Unfortunately, because it’s unclear how many people will make a claim and because the lawyer fees haven’t been published, the table (published on MSN Money [4]) is just a maximum value and not what you’ll likely see. $135M spread across all the diamond purchases over the course of eight years is not going to amount to much. In fact, if your prorated share of the settlement is under $10, they won’t even send it to you because of “prohibitive administrative costs.”

The minimum payout is $10 and the maximum is $640 (the Recognized Claim Amount). If you bought a lot of diamonds, the maximum you can receive is the Recognized Claim Amount of $640.

Should I File?

Considering the $10 rule, you may want to reconsider whether to spend the time to file. This is what they recommend: “As a general guideline, if your total purchases consist of Mixed Stones Jewelry with combined purchase prices of $165 or less, or Diamonds Only Jewelry with combined purchase prices of $95 or less, your claim will not reach the payment minimum amount of $10.00.” Now, is that just the lawyers wanting a bigger piece of the pie? Is it just there so people don’t dilute the pool? Who knows, that’s up to you to decide.
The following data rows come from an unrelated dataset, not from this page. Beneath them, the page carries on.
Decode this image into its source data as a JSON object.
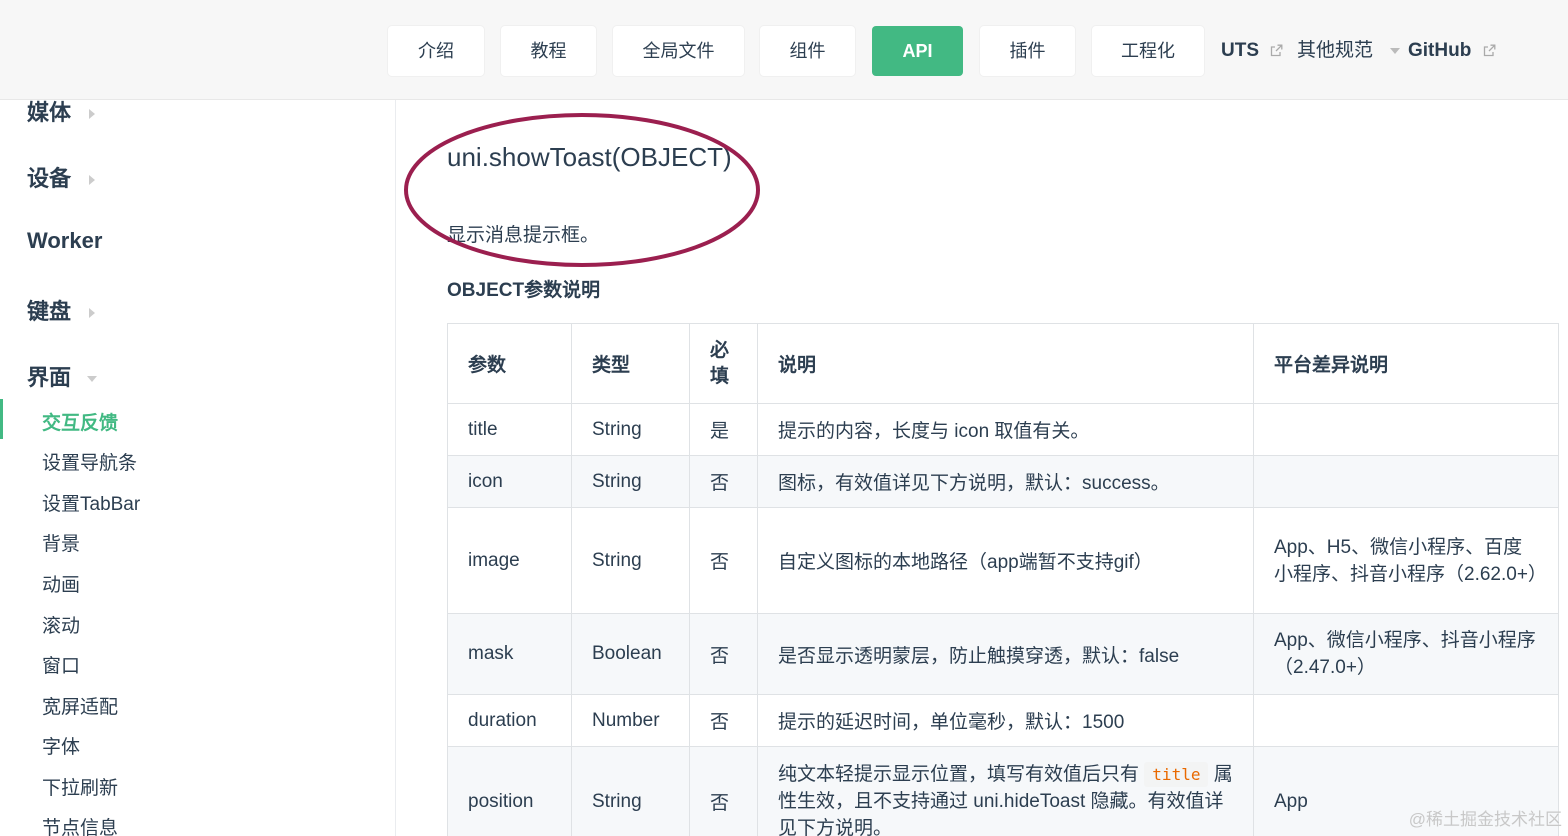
{
  "nav": {
    "buttons": [
      {
        "label": "介绍"
      },
      {
        "label": "教程"
      },
      {
        "label": "全局文件"
      },
      {
        "label": "组件"
      },
      {
        "label": "API"
      },
      {
        "label": "插件"
      },
      {
        "label": "工程化"
      }
    ],
    "uts_label": "UTS",
    "other_label": "其他规范",
    "github_label": "GitHub",
    "active_color": "#42b983"
  },
  "sidebar": {
    "groups": [
      {
        "label": "媒体"
      },
      {
        "label": "设备"
      },
      {
        "label": "Worker"
      },
      {
        "label": "键盘"
      },
      {
        "label": "界面"
      }
    ],
    "items": [
      {
        "label": "交互反馈"
      },
      {
        "label": "设置导航条"
      },
      {
        "label": "设置TabBar"
      },
      {
        "label": "背景"
      },
      {
        "label": "动画"
      },
      {
        "label": "滚动"
      },
      {
        "label": "窗口"
      },
      {
        "label": "宽屏适配"
      },
      {
        "label": "字体"
      },
      {
        "label": "下拉刷新"
      },
      {
        "label": "节点信息"
      }
    ]
  },
  "main": {
    "title": "uni.showToast(OBJECT)",
    "description": "显示消息提示框。",
    "section_title": "OBJECT参数说明",
    "highlight_color": "#9b1f4f",
    "table": {
      "headers": {
        "param": "参数",
        "type": "类型",
        "required": "必填",
        "desc": "说明",
        "platform": "平台差异说明"
      },
      "rows": [
        {
          "param": "title",
          "type": "String",
          "required": "是",
          "desc": "提示的内容，长度与 icon 取值有关。",
          "platform": ""
        },
        {
          "param": "icon",
          "type": "String",
          "required": "否",
          "desc": "图标，有效值详见下方说明，默认：success。",
          "platform": ""
        },
        {
          "param": "image",
          "type": "String",
          "required": "否",
          "desc": "自定义图标的本地路径（app端暂不支持gif）",
          "platform": "App、H5、微信小程序、百度小程序、抖音小程序（2.62.0+）"
        },
        {
          "param": "mask",
          "type": "Boolean",
          "required": "否",
          "desc": "是否显示透明蒙层，防止触摸穿透，默认：false",
          "platform": "App、微信小程序、抖音小程序（2.47.0+）"
        },
        {
          "param": "duration",
          "type": "Number",
          "required": "否",
          "desc": "提示的延迟时间，单位毫秒，默认：1500",
          "platform": ""
        },
        {
          "param": "position",
          "type": "String",
          "required": "否",
          "desc_before": "纯文本轻提示显示位置，填写有效值后只有",
          "desc_code": "title",
          "desc_after": "属性生效，且不支持通过 uni.hideToast 隐藏。有效值详见下方说明。",
          "platform": "App"
        }
      ]
    }
  },
  "watermark": "@稀土掘金技术社区"
}
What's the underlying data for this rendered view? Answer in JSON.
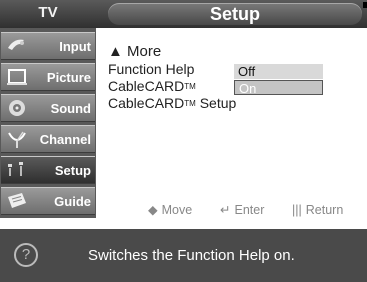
{
  "header": {
    "section_label": "TV",
    "menu_title": "Setup"
  },
  "sidebar": {
    "items": [
      {
        "label": "Input",
        "icon": "input-icon"
      },
      {
        "label": "Picture",
        "icon": "picture-icon"
      },
      {
        "label": "Sound",
        "icon": "sound-icon"
      },
      {
        "label": "Channel",
        "icon": "channel-icon"
      },
      {
        "label": "Setup",
        "icon": "setup-icon",
        "active": true
      },
      {
        "label": "Guide",
        "icon": "guide-icon"
      }
    ]
  },
  "menu": {
    "more_label": "▲ More",
    "function_help_label": "Function Help",
    "cablecard_label": "CableCARD",
    "cablecard_tm": "TM",
    "cablecard_setup_label": "CableCARD",
    "cablecard_setup_tm": "TM",
    "cablecard_setup_suffix": " Setup",
    "options": [
      "Off",
      "On"
    ],
    "selected_option": "On"
  },
  "hints": {
    "move_icon": "◆",
    "move_label": "Move",
    "enter_icon": "↵",
    "enter_label": "Enter",
    "return_icon": "|||",
    "return_label": "Return"
  },
  "footer": {
    "help_icon": "?",
    "description": "Switches the Function Help on."
  },
  "colors": {
    "header_dark": "#303030",
    "sidebar_bg": "#595959",
    "footer_bg": "#4a4a4a",
    "selected_option_bg": "#c4c4c4"
  }
}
How To File

To file a claim, visit the online claim form [5] or fill out the PDF form [6] and mail it back by may 19th.

If you claim less than $10,000, you don’t need to provide proof right now but you might need it later. If you claim more than $10,000, you have to include a copy of a document that shows the specs of the diamond (what’s essentially in an appraisal). Good luck!

(Photo: tambako [7])